▶ Exercise objective: So that nothing is lost, restate each entry exactly as supplied.

(Items listed in a dataset)
= Beginning of Section =
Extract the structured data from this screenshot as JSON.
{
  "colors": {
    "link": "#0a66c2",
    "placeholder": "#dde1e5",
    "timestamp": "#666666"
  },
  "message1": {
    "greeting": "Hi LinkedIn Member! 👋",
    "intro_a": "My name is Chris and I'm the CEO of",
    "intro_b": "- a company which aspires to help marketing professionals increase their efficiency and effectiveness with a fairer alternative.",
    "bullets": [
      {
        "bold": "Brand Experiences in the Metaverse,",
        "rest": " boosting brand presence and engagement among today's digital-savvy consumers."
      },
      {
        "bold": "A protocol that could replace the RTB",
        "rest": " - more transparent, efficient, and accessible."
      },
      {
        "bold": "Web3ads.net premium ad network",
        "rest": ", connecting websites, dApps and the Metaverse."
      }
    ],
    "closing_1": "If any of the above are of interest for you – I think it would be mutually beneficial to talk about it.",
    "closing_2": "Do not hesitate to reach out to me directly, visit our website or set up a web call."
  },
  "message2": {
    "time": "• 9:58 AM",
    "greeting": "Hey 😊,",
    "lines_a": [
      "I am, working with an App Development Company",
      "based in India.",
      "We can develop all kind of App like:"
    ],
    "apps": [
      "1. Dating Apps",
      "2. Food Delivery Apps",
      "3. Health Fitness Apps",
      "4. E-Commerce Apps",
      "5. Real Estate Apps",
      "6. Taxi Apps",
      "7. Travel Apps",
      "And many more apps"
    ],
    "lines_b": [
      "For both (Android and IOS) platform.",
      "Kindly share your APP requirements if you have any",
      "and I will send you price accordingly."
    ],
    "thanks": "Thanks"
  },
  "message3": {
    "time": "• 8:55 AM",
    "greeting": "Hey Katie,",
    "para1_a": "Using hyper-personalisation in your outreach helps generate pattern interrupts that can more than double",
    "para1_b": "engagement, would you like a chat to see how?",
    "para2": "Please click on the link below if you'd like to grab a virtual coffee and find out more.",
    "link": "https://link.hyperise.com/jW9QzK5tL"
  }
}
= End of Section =
▶ Your response:
Extract the structured data from this screenshot as JSON.
{
  "colors": {
    "link": "#0a66c2",
    "placeholder": "#dde1e5",
    "timestamp": "#666666"
  },
  "message1": {
    "greeting": "Hi LinkedIn Member! 👋",
    "intro_a": "My name is Chris and I'm the CEO of",
    "intro_b": "- a company which aspires to help marketing professionals increase their efficiency and effectiveness with a fairer alternative.",
    "bullets": [
      {
        "bold": "Brand Experiences in the Metaverse,",
        "rest": " boosting brand presence and engagement among today's digital-savvy consumers."
      },
      {
        "bold": "A protocol that could replace the RTB",
        "rest": " - more transparent, efficient, and accessible."
      },
      {
        "bold": "Web3ads.net premium ad network",
        "rest": ", connecting websites, dApps and the Metaverse."
      }
    ],
    "closing_1": "If any of the above are of interest for you – I think it would be mutually beneficial to talk about it.",
    "closing_2": "Do not hesitate to reach out to me directly, visit our website or set up a web call."
  },
  "message2": {
    "time": "• 9:58 AM",
    "greeting": "Hey 😊,",
    "lines_a": [
      "I am, working with an App Development Company",
      "based in India.",
      "We can develop all kind of App like:"
    ],
    "apps": [
      "1. Dating Apps",
      "2. Food Delivery Apps",
      "3. Health Fitness Apps",
      "4. E-Commerce Apps",
      "5. Real Estate Apps",
      "6. Taxi Apps",
      "7. Travel Apps",
      "And many more apps"
    ],
    "lines_b": [
      "For both (Android and IOS) platform.",
      "Kindly share your APP requirements if you have any",
      "and I will send you price accordingly."
    ],
    "thanks": "Thanks"
  },
  "message3": {
    "time": "• 8:55 AM",
    "greeting": "Hey Katie,",
    "para1_a": "Using hyper-personalisation in your outreach helps generate pattern interrupts that can more than double",
    "para1_b": "engagement, would you like a chat to see how?",
    "para2": "Please click on the link below if you'd like to grab a virtual coffee and find out more.",
    "link": "https://link.hyperise.com/jW9QzK5tL"
  }
}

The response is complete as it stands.